Flemington, NJ – October 11, 2004 -- A study conducted over the weekend among U.S. physicians revealed that while responders indicated overwhelming support for the Kerry stance on stem cell research, they are still voting for President Bush.

Approximately 1,459 U.S. physicians participated in an on-line political testing survey conducted on October 9 and 10, by Muhlenberg College Institute of Public Opinion (MCIPO) and HCD Research.

While physicians overwhelmingly support the Kerry view on stem cell research, their vote is going to President Bush. The President garnered nearly fifty percent (49.90%) of support from physicians, while Senator Kerry received just over forty percent (42.91%). Ralph Nader received just over two percent (2.19%) and others received five percent (5.00%).

The study also reveals that among physicians:

When presented with the Kerry and Bush stances on the issue the vast majority, seventy-nine percent (79%) agreed with the statement that: “This (stem cell research) could lead to breakthrough cures for many diseases, such as cancer, Alzheimer's, Parkinson's, and spinal cord injuries, and this research uses only embryos that otherwise would be discarded.”

Forty-seven percent (47%) indicated that the Kerry view made them more likely to vote for the Senator and twenty percent (20%) responded that the President’s stance made them more likely to vote for him.

When presented with two statements regarding different ethical views of the topic physicians were asked to indicate the statement which more closely matched their view:

Twenty one percent (21%) supported the view: “This type of research crosses an ethical line by using cells from potentially viable human embryos, when this research can be done on animals or by using other types of cells.”

Seventy-nine percent (79%) supported the view: “This (stem cell research) could lead to breakthrough cures for many diseases, such as cancer, Alzheimer's, Parkinson's, and spinal cord injuries, and this research uses only embryos that otherwise would be discarded.”

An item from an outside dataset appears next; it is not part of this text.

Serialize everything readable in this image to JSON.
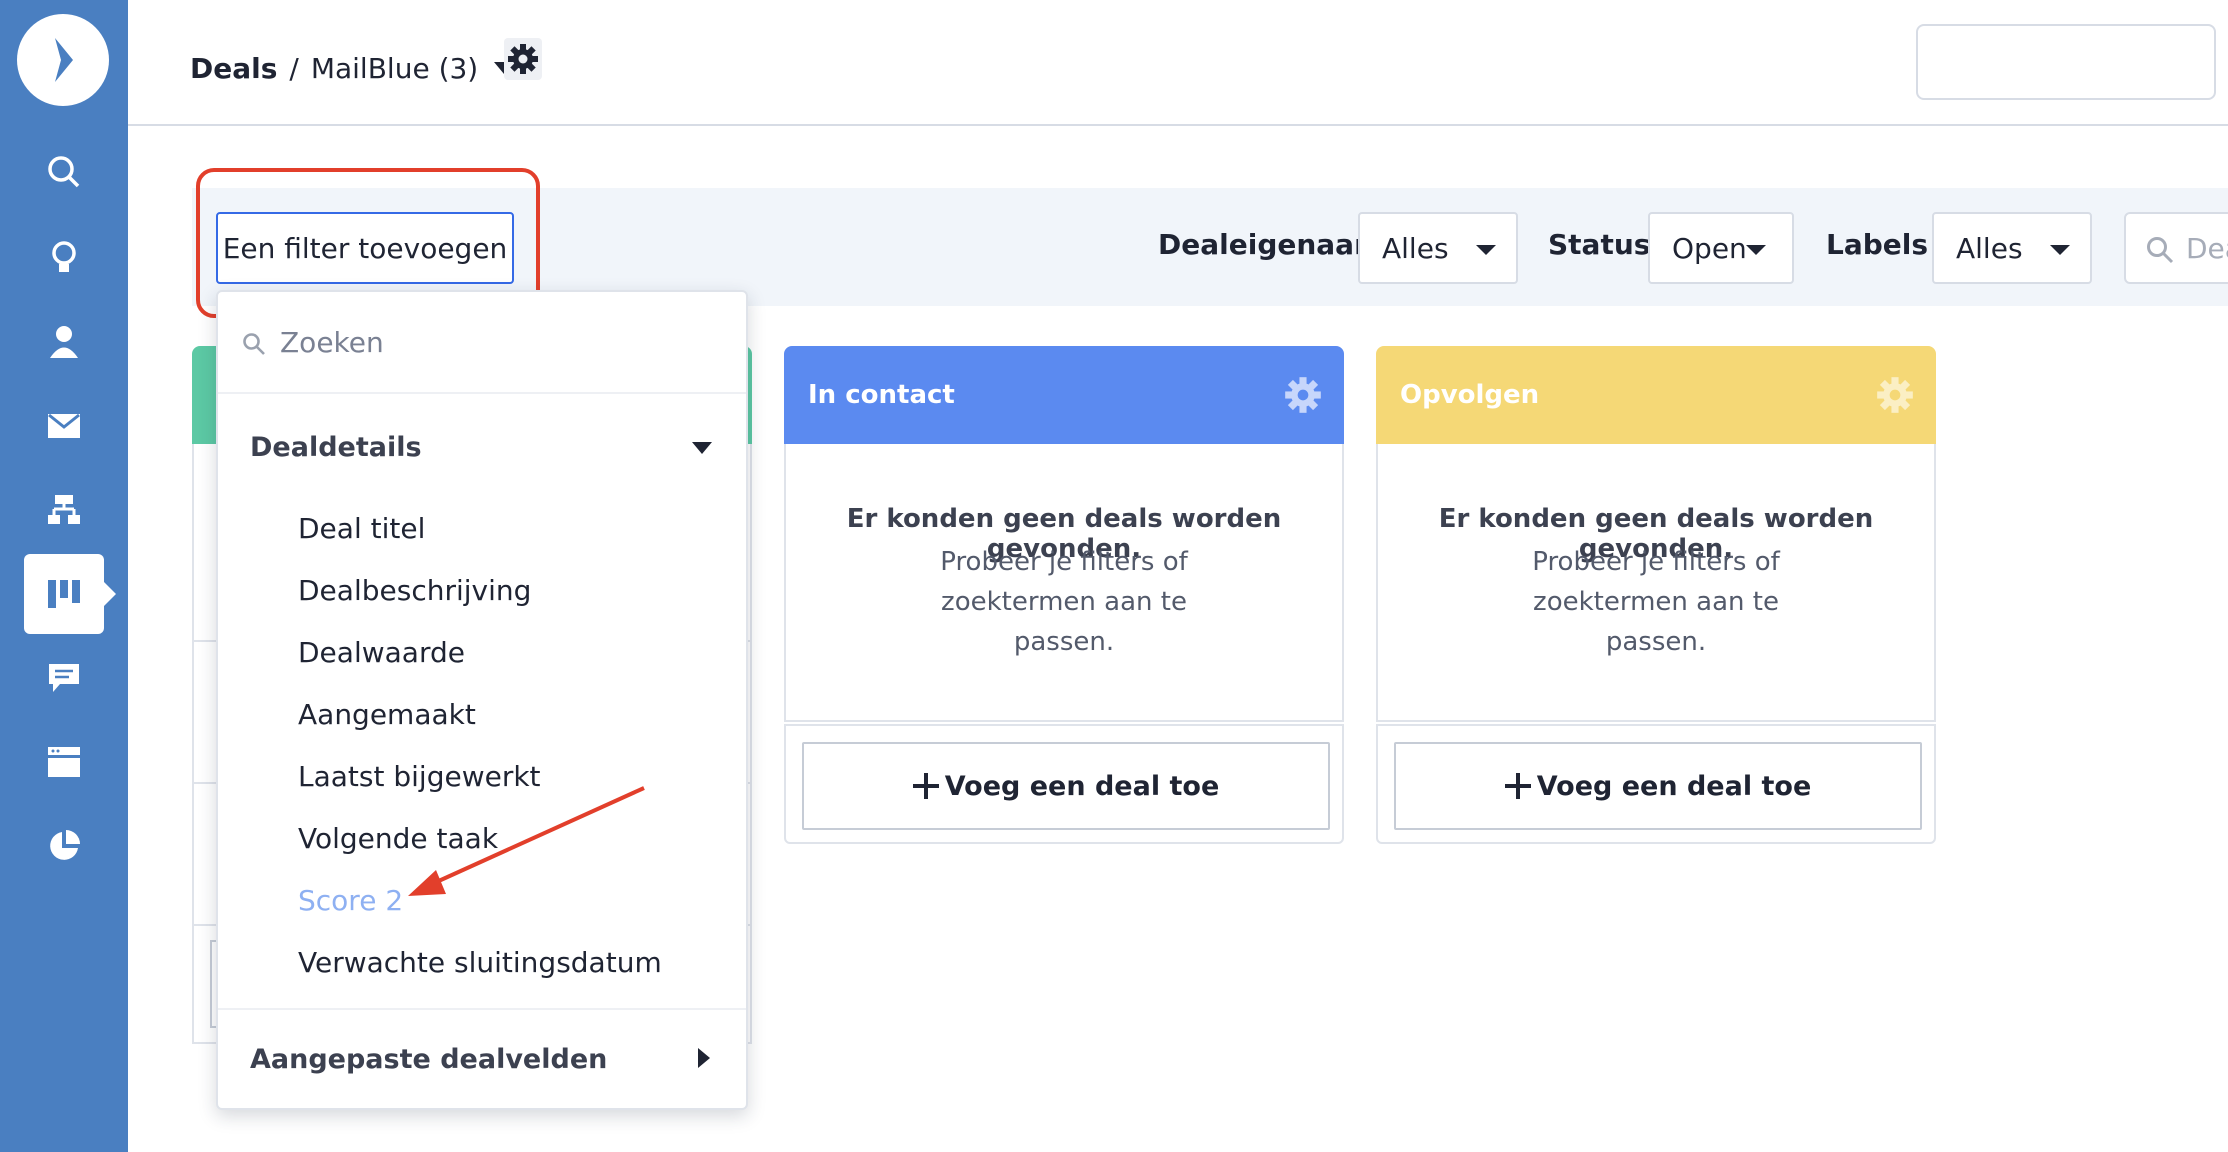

This on-going advertising study is being conducted by ReadMyLipz.com, a joint effort between HCD Research and Muhlenberg College Institute of Public Opinion (MCIPO). The two organizations are conducting non-partisan advertising research throughout the election to measure voter reactions to the candidates’ advertisements. For more information on the survey methodology and testing results, access www.ReadMyLipz.com.

For more information or to schedule an interview with Glenn Kessler, Co-Founder and Managing Partner, HCD Research, Arthur Kover, Ph.D., Senior Consultant, HCD Research or Chris Borick, Ph.D., Associate Political Science Professor, Muhlenberg College, please contact Vince McGourty, M&M Communications, Inc., at 908-713-1267 or vinmcg@earthlink.net.

Contact: Vince McGourty
M&M Communications, Inc.
(908) 713-1267
Glenn Kessler
HCD Research, Inc.
(908) 788-9393